American Cable Association, an organization that represents small and medium-sized independent operators and has fought with Comcast on its power in the past, praised Roberts on Friday.

"Amid a digital revolution that disrupted and confused so many in the business world, Ralph Roberts saw the future clearly and encouraged Comcast to become a broadband and technology innovator benefiting industry and consumers here and around the world," President and CEO Matthew M. Polka said in a press release. "At heart, Mr. Roberts was an entrepreneur like so many of our members, and we will miss his passion for our industry."

Outside of his business pursuits, Roberts and his family were involved in various community and philanthropy efforts. He served on the boards of several organization, including the Philadelphia Orchestra and the Greater Philadelphia Urban Affairs Coalition. Recently, he and his wife Suzanne received the Philadelphia Award to recognize their contributions to the city in business, philanthropy, and arts and culture.

In addition to his wife of more than 70 years, Roberts is survived by four of his children and eight grandchildren. 

You've read  of  free articles. Subscribe to continue.
Real news can be honest, hopeful, credible, constructive.
What is the Monitor difference? Tackling the tough headlines – with humanity. Listening to sources – with respect. Seeing the story that others are missing by reporting what so often gets overlooked: the values that connect us. That’s Monitor reporting – news that changes how you see the world.

Dear Reader,

About a year ago, I happened upon this statement about the Monitor in the Harvard Business Review – under the charming heading of “do things that don’t interest you”:
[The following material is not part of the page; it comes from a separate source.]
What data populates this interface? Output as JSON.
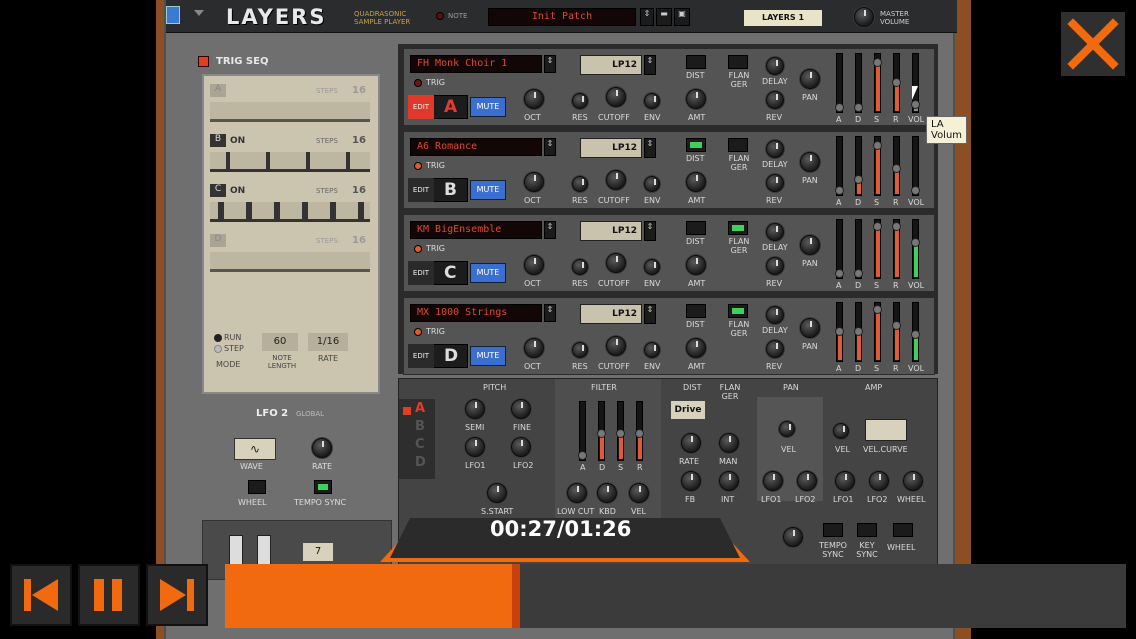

“Many things that end up” being meaningful, writes social scientist Joseph Grenny, “have come from conference workshops, articles, or online videos that began as a chore and ended with an insight. My work in Kenya, for example, was heavily influenced by a Christian Science Monitor article I had forced myself to read 10 years earlier. Sometimes, we call things ‘boring’ simply because they lie outside the box we are currently in.”

If you were to come up with a punchline to a joke about the Monitor, that would probably be it. We’re seen as being global, fair, insightful, and perhaps a bit too earnest. We’re the bran muffin of journalism.

But you know what? We change lives. And I’m going to argue that we change lives precisely because we force open that too-small box that most human beings think they live in.

The Monitor is a peculiar little publication that’s hard for the world to figure out. We’re run by a church, but we’re not only for church members and we’re not about converting people. We’re known as being fair even as the world becomes as polarized as at any time since the newspaper’s founding in 1908.

We have a mission beyond circulation, we want to bridge divides. We’re about kicking down the door of thought everywhere and saying, “You are bigger and more capable than you realize. And we can prove it.”

If you’re looking for bran muffin journalism, you can subscribe to the Monitor for $15. You’ll get the Monitor Weekly magazine, the Monitor Daily email, and unlimited access to

QR Code to How Comcast founder Ralph Roberts changed cable
Read this article in
QR Code to Subscription page
Start your subscription today